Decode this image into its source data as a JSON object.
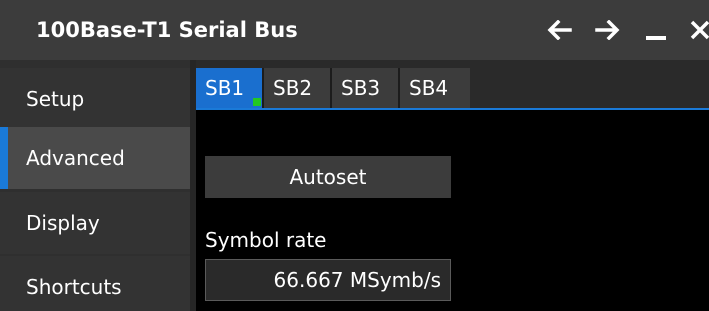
{
  "window": {
    "title": "100Base-T1 Serial Bus",
    "controls": [
      "arrow-left-icon",
      "arrow-right-icon",
      "minimize-icon",
      "close-icon"
    ]
  },
  "sidebar": {
    "items": [
      {
        "label": "Setup",
        "active": false
      },
      {
        "label": "Advanced",
        "active": true
      },
      {
        "label": "Display",
        "active": false
      },
      {
        "label": "Shortcuts",
        "active": false
      }
    ]
  },
  "tabs": [
    {
      "label": "SB1",
      "active": true,
      "indicator": true
    },
    {
      "label": "SB2",
      "active": false
    },
    {
      "label": "SB3",
      "active": false
    },
    {
      "label": "SB4",
      "active": false
    }
  ],
  "main": {
    "autoset_label": "Autoset",
    "symbol_rate_label": "Symbol rate",
    "symbol_rate_value": "66.667 MSymb/s"
  },
  "colors": {
    "accent": "#1a7ad8",
    "indicator": "#23c823",
    "titlebar": "#3c3c3c"
  }
}
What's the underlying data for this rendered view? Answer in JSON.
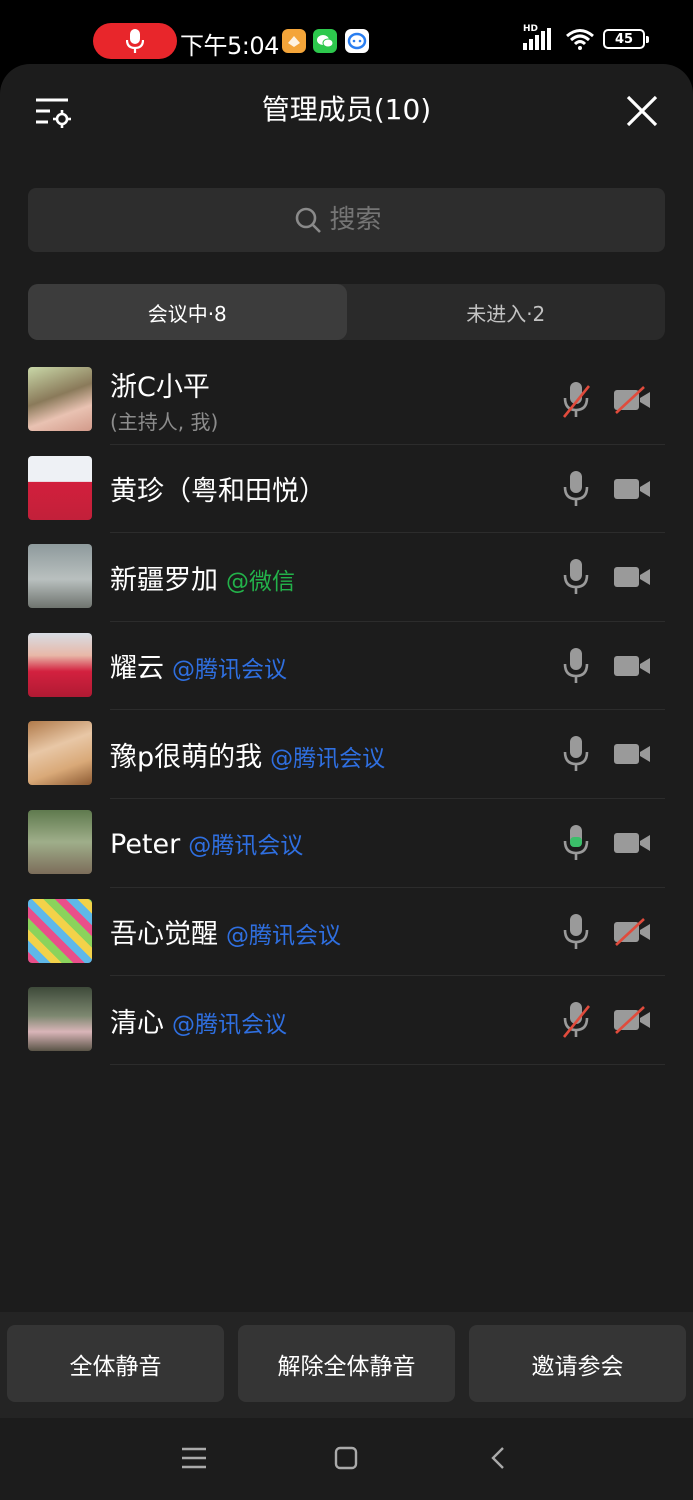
{
  "status_bar": {
    "time": "下午5:04",
    "battery": "45",
    "signal": "HD",
    "recording_icon": "microphone-icon",
    "app_icons": [
      "orange-app-icon",
      "wechat-icon",
      "chat-bubble-icon"
    ]
  },
  "header": {
    "title": "管理成员(10)",
    "manage_icon": "member-settings-icon",
    "close_icon": "close-icon"
  },
  "search": {
    "placeholder": "搜索"
  },
  "tabs": [
    {
      "label": "会议中·8",
      "active": true
    },
    {
      "label": "未进入·2",
      "active": false
    }
  ],
  "members": [
    {
      "name": "浙C小平",
      "tag": "",
      "tag_color": "",
      "subtitle": "(主持人, 我)",
      "mic": "muted",
      "camera": "off"
    },
    {
      "name": "黄珍（粤和田悦）",
      "tag": "",
      "tag_color": "",
      "subtitle": "",
      "mic": "on",
      "camera": "on"
    },
    {
      "name": "新疆罗加",
      "tag": "@微信",
      "tag_color": "#23b24a",
      "subtitle": "",
      "mic": "on",
      "camera": "on"
    },
    {
      "name": "耀云",
      "tag": "@腾讯会议",
      "tag_color": "#2f6fe0",
      "subtitle": "",
      "mic": "on",
      "camera": "on"
    },
    {
      "name": "豫p很萌的我",
      "tag": "@腾讯会议",
      "tag_color": "#2f6fe0",
      "subtitle": "",
      "mic": "on",
      "camera": "on"
    },
    {
      "name": "Peter",
      "tag": "@腾讯会议",
      "tag_color": "#2f6fe0",
      "subtitle": "",
      "mic": "speaking",
      "camera": "on"
    },
    {
      "name": "吾心觉醒",
      "tag": "@腾讯会议",
      "tag_color": "#2f6fe0",
      "subtitle": "",
      "mic": "on",
      "camera": "off"
    },
    {
      "name": "清心",
      "tag": "@腾讯会议",
      "tag_color": "#2f6fe0",
      "subtitle": "",
      "mic": "muted",
      "camera": "off"
    }
  ],
  "actions": {
    "mute_all": "全体静音",
    "unmute_all": "解除全体静音",
    "invite": "邀请参会"
  },
  "navbar": {
    "menu_icon": "menu-icon",
    "home_icon": "home-icon",
    "back_icon": "back-icon"
  },
  "colors": {
    "accent_blue": "#2f6fe0",
    "wechat_green": "#23b24a",
    "muted_red": "#e04b3c",
    "background": "#1c1c1c"
  }
}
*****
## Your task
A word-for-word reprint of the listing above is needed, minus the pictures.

## Completed task
Decode this image into its source data as a JSON object.
{
  "window": {
    "title": "100Base-T1 Serial Bus",
    "controls": [
      "arrow-left-icon",
      "arrow-right-icon",
      "minimize-icon",
      "close-icon"
    ]
  },
  "sidebar": {
    "items": [
      {
        "label": "Setup",
        "active": false
      },
      {
        "label": "Advanced",
        "active": true
      },
      {
        "label": "Display",
        "active": false
      },
      {
        "label": "Shortcuts",
        "active": false
      }
    ]
  },
  "tabs": [
    {
      "label": "SB1",
      "active": true,
      "indicator": true
    },
    {
      "label": "SB2",
      "active": false
    },
    {
      "label": "SB3",
      "active": false
    },
    {
      "label": "SB4",
      "active": false
    }
  ],
  "main": {
    "autoset_label": "Autoset",
    "symbol_rate_label": "Symbol rate",
    "symbol_rate_value": "66.667 MSymb/s"
  },
  "colors": {
    "accent": "#1a7ad8",
    "indicator": "#23c823",
    "titlebar": "#3c3c3c"
  }
}
What's the underlying data for this rendered view? Answer in JSON.
{
  "status_bar": {
    "time": "下午5:04",
    "battery": "45",
    "signal": "HD",
    "recording_icon": "microphone-icon",
    "app_icons": [
      "orange-app-icon",
      "wechat-icon",
      "chat-bubble-icon"
    ]
  },
  "header": {
    "title": "管理成员(10)",
    "manage_icon": "member-settings-icon",
    "close_icon": "close-icon"
  },
  "search": {
    "placeholder": "搜索"
  },
  "tabs": [
    {
      "label": "会议中·8",
      "active": true
    },
    {
      "label": "未进入·2",
      "active": false
    }
  ],
  "members": [
    {
      "name": "浙C小平",
      "tag": "",
      "tag_color": "",
      "subtitle": "(主持人, 我)",
      "mic": "muted",
      "camera": "off"
    },
    {
      "name": "黄珍（粤和田悦）",
      "tag": "",
      "tag_color": "",
      "subtitle": "",
      "mic": "on",
      "camera": "on"
    },
    {
      "name": "新疆罗加",
      "tag": "@微信",
      "tag_color": "#23b24a",
      "subtitle": "",
      "mic": "on",
      "camera": "on"
    },
    {
      "name": "耀云",
      "tag": "@腾讯会议",
      "tag_color": "#2f6fe0",
      "subtitle": "",
      "mic": "on",
      "camera": "on"
    },
    {
      "name": "豫p很萌的我",
      "tag": "@腾讯会议",
      "tag_color": "#2f6fe0",
      "subtitle": "",
      "mic": "on",
      "camera": "on"
    },
    {
      "name": "Peter",
      "tag": "@腾讯会议",
      "tag_color": "#2f6fe0",
      "subtitle": "",
      "mic": "speaking",
      "camera": "on"
    },
    {
      "name": "吾心觉醒",
      "tag": "@腾讯会议",
      "tag_color": "#2f6fe0",
      "subtitle": "",
      "mic": "on",
      "camera": "off"
    },
    {
      "name": "清心",
      "tag": "@腾讯会议",
      "tag_color": "#2f6fe0",
      "subtitle": "",
      "mic": "muted",
      "camera": "off"
    }
  ],
  "actions": {
    "mute_all": "全体静音",
    "unmute_all": "解除全体静音",
    "invite": "邀请参会"
  },
  "navbar": {
    "menu_icon": "menu-icon",
    "home_icon": "home-icon",
    "back_icon": "back-icon"
  },
  "colors": {
    "accent_blue": "#2f6fe0",
    "wechat_green": "#23b24a",
    "muted_red": "#e04b3c",
    "background": "#1c1c1c"
  }
}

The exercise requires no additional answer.